While the plan is to leave the vast majority of the 14-acre tract as green space, the existing parking lot will remain in case a potential developer can use it, Robinson said. He said a sales price for the tract has not been determined.

Deaver said he would like to get the community involved to determine what kind of development would benefit the neighborhood.

Waco businessman Bill Clifton was involved in efforts to convince the Legislature to fund a mental health hospital at the old hospital location. He said he is disappointed it did not come to fruition because he said additional mental health resources are sorely needed.

“There were a number of people in the community who tried really hard to make that happen,” Clifton said. “The real problem, in my view, is we don’t have enough political stroke in Austin to get much done and we were outmaneuvered by people from metropolitan areas who have a lot of stroke. We could have had a lot of money intelligently spent. Mental health issues have not been addressed for decades. But it is not a popular political issue to talk about. We had a great plan, but we just don’t have enough political stroke to get the money to put everything together.”

Concerned about COVID-19?

* I understand and agree that registration on or use of this site constitutes agreement to its user agreement and privacy policy.

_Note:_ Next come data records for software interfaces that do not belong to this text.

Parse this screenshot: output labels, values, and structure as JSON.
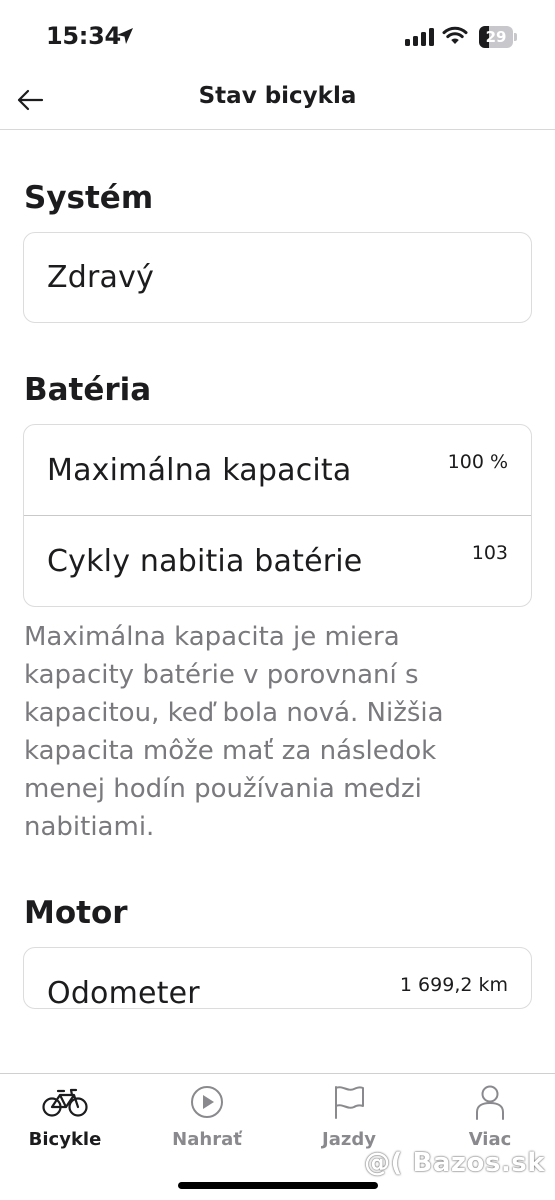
{
  "status_bar": {
    "time": "15:34",
    "battery_level": "29",
    "battery_fraction": 0.29
  },
  "header": {
    "title": "Stav bicykla"
  },
  "system": {
    "title": "Systém",
    "status": "Zdravý"
  },
  "battery": {
    "title": "Batéria",
    "rows": [
      {
        "label": "Maximálna kapacita",
        "value": "100 %"
      },
      {
        "label": "Cykly nabitia batérie",
        "value": "103"
      }
    ],
    "note": "Maximálna kapacita je miera kapacity batérie v porovnaní s kapacitou, keď bola nová. Nižšia kapacita môže mať za následok menej hodín používania medzi nabitiami."
  },
  "motor": {
    "title": "Motor",
    "rows": [
      {
        "label": "Odometer",
        "value": "1 699,2 km"
      }
    ]
  },
  "tab_bar": {
    "tabs": [
      {
        "label": "Bicykle",
        "icon": "bicycle-icon",
        "active": true
      },
      {
        "label": "Nahrať",
        "icon": "play-icon",
        "active": false
      },
      {
        "label": "Jazdy",
        "icon": "flag-icon",
        "active": false
      },
      {
        "label": "Viac",
        "icon": "person-icon",
        "active": false
      }
    ]
  },
  "watermark": "@( Bazos.sk"
}
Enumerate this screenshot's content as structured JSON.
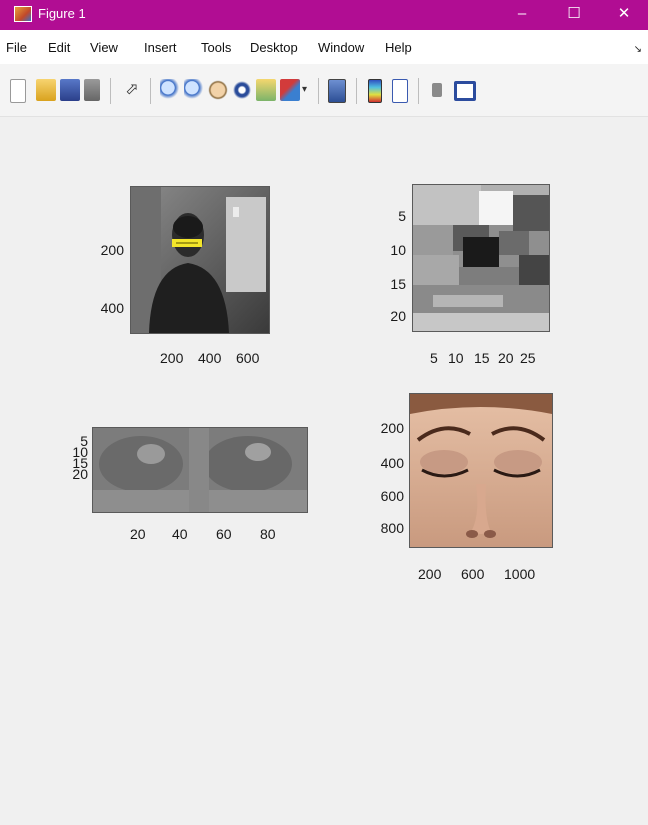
{
  "window": {
    "title": "Figure 1",
    "controls": [
      "–",
      "☐",
      "✕"
    ]
  },
  "menu": [
    "File",
    "Edit",
    "View",
    "Insert",
    "Tools",
    "Desktop",
    "Window",
    "Help"
  ],
  "toolbar": {
    "buttons": [
      "new-figure",
      "open-file",
      "save",
      "print",
      "edit-plot",
      "zoom-in",
      "zoom-out",
      "pan",
      "rotate-3d",
      "data-cursor",
      "brush",
      "link-plot",
      "colorbar",
      "legend",
      "hide-plot-tools",
      "show-plot-tools"
    ]
  },
  "subplots": {
    "face": {
      "xticks": [
        "200",
        "400",
        "600"
      ],
      "yticks": [
        "200",
        "400"
      ]
    },
    "eye_zoom": {
      "xticks": [
        "5",
        "10",
        "15",
        "20",
        "25"
      ],
      "yticks": [
        "5",
        "10",
        "15",
        "20"
      ]
    },
    "eye_strip": {
      "xticks": [
        "20",
        "40",
        "60",
        "80"
      ],
      "yticks": [
        "5",
        "10",
        "15",
        "20"
      ]
    },
    "closed_eyes": {
      "xticks": [
        "200",
        "600",
        "1000"
      ],
      "yticks": [
        "200",
        "400",
        "600",
        "800"
      ]
    }
  }
}
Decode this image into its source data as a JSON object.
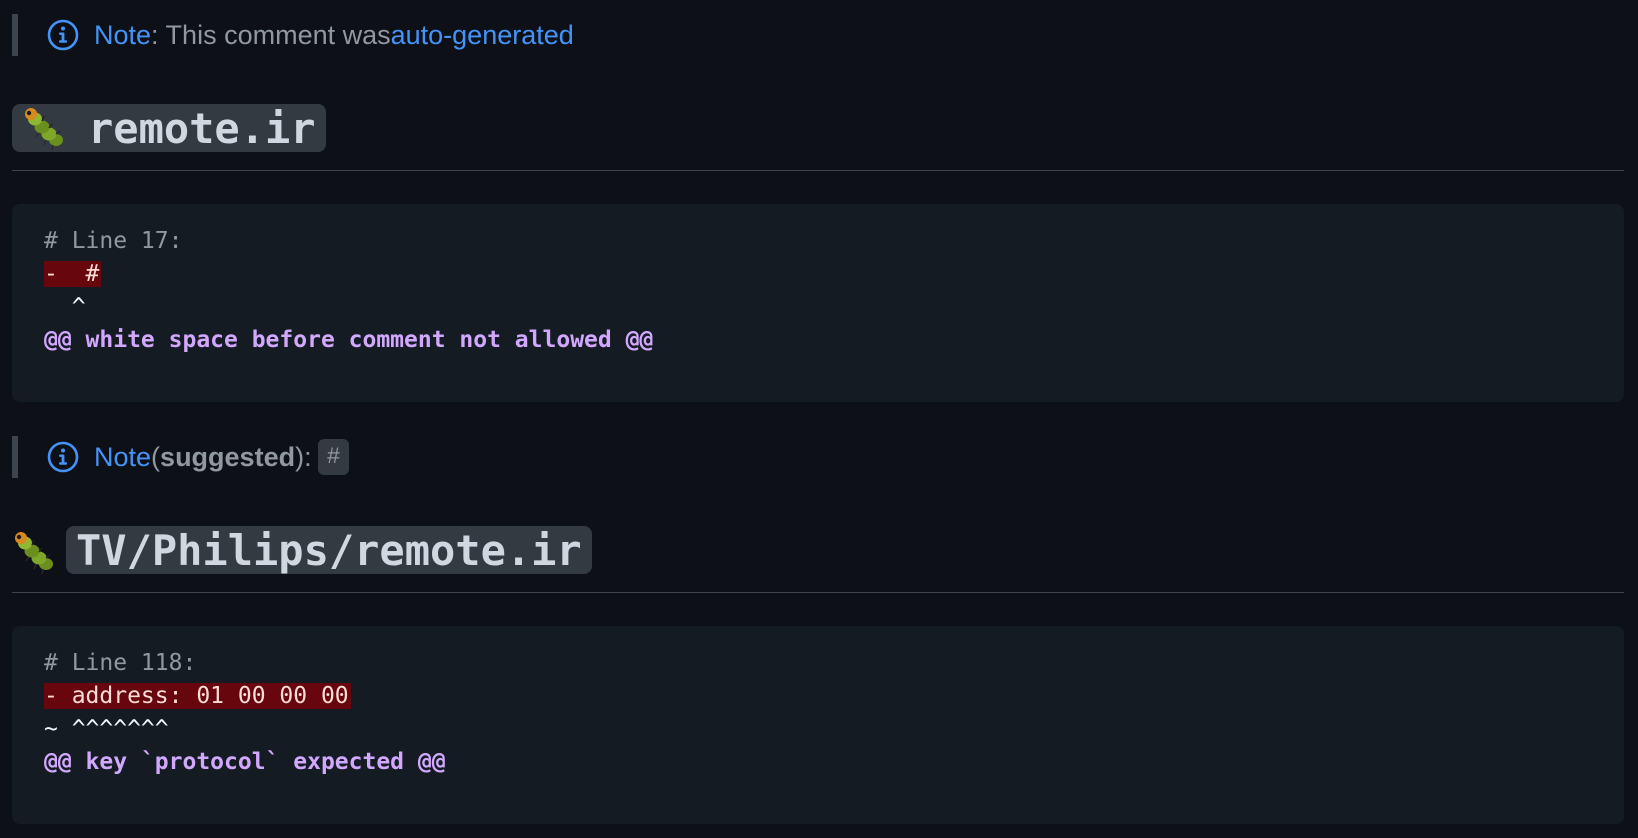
{
  "note1": {
    "label": "Note",
    "text": ": This comment was ",
    "link": "auto-generated"
  },
  "file1": {
    "icon": "caterpillar-bug-icon",
    "title": "remote.ir",
    "code": {
      "comment": "# Line 17:",
      "deleted": "-  #",
      "marker": "  ^",
      "message": "@@ white space before comment not allowed @@"
    }
  },
  "note2": {
    "label": "Note",
    "paren_open": "(",
    "suggested": "suggested",
    "paren_close": "):",
    "code": "#"
  },
  "file2": {
    "icon": "caterpillar-bug-icon",
    "title": "TV/Philips/remote.ir",
    "code": {
      "comment": "# Line 118:",
      "deleted": "- address: 01 00 00 00",
      "marker": "~ ^^^^^^^",
      "message": "@@ key `protocol` expected @@"
    }
  },
  "colors": {
    "background": "#0d1117",
    "accent_blue": "#4493f8",
    "deleted_bg": "#67060c",
    "meta_purple": "#d2a8ff"
  }
}
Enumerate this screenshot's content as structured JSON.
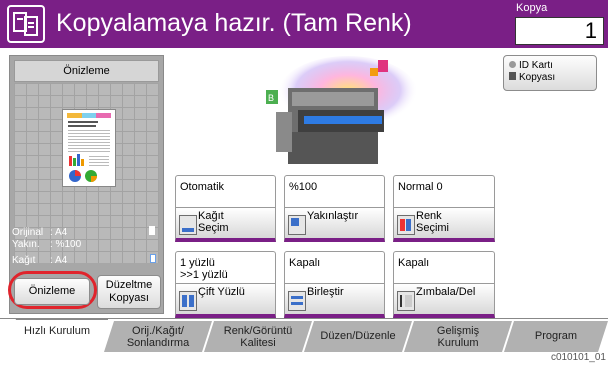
{
  "header": {
    "title": "Kopyalamaya hazır. (Tam Renk)",
    "copy_label": "Kopya",
    "copy_count": "1"
  },
  "preview": {
    "header_label": "Önizleme",
    "info": [
      {
        "label": "Orijinal",
        "value": ": A4"
      },
      {
        "label": "Yakın.",
        "value": ": %100"
      },
      {
        "label": "Kağıt",
        "value": ": A4"
      }
    ],
    "preview_button": "Önizleme",
    "fix_button_line1": "Düzeltme",
    "fix_button_line2": "Kopyası"
  },
  "id_card": {
    "line1": "ID Kartı",
    "line2": "Kopyası"
  },
  "functions": [
    {
      "value": "Otomatik",
      "label_line1": "Kağıt",
      "label_line2": "Seçim"
    },
    {
      "value": "%100",
      "label_line1": "Yakınlaştır",
      "label_line2": ""
    },
    {
      "value": "Normal 0",
      "label_line1": "Renk",
      "label_line2": "Seçimi"
    },
    {
      "value_line1": "1 yüzlü",
      "value_line2": ">>1 yüzlü",
      "label_line1": "Çift Yüzlü",
      "label_line2": ""
    },
    {
      "value": "Kapalı",
      "label_line1": "Birleştir",
      "label_line2": ""
    },
    {
      "value": "Kapalı",
      "label_line1": "Zımbala/Del",
      "label_line2": ""
    }
  ],
  "tabs": [
    {
      "line1": "Hızlı Kurulum",
      "line2": ""
    },
    {
      "line1": "Orij./Kağıt/",
      "line2": "Sonlandırma"
    },
    {
      "line1": "Renk/Görüntü",
      "line2": "Kalitesi"
    },
    {
      "line1": "Düzen/Düzenle",
      "line2": ""
    },
    {
      "line1": "Gelişmiş",
      "line2": "Kurulum"
    },
    {
      "line1": "Program",
      "line2": ""
    }
  ],
  "footer_code": "c010101_01",
  "colors": {
    "header": "#7a1f86",
    "highlight_ring": "#e0242c",
    "tab_bg": "#b1b1b1"
  }
}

Related to this story

Most Popular

Get up-to-the-minute news sent straight to your device.


Breaking News

News Alert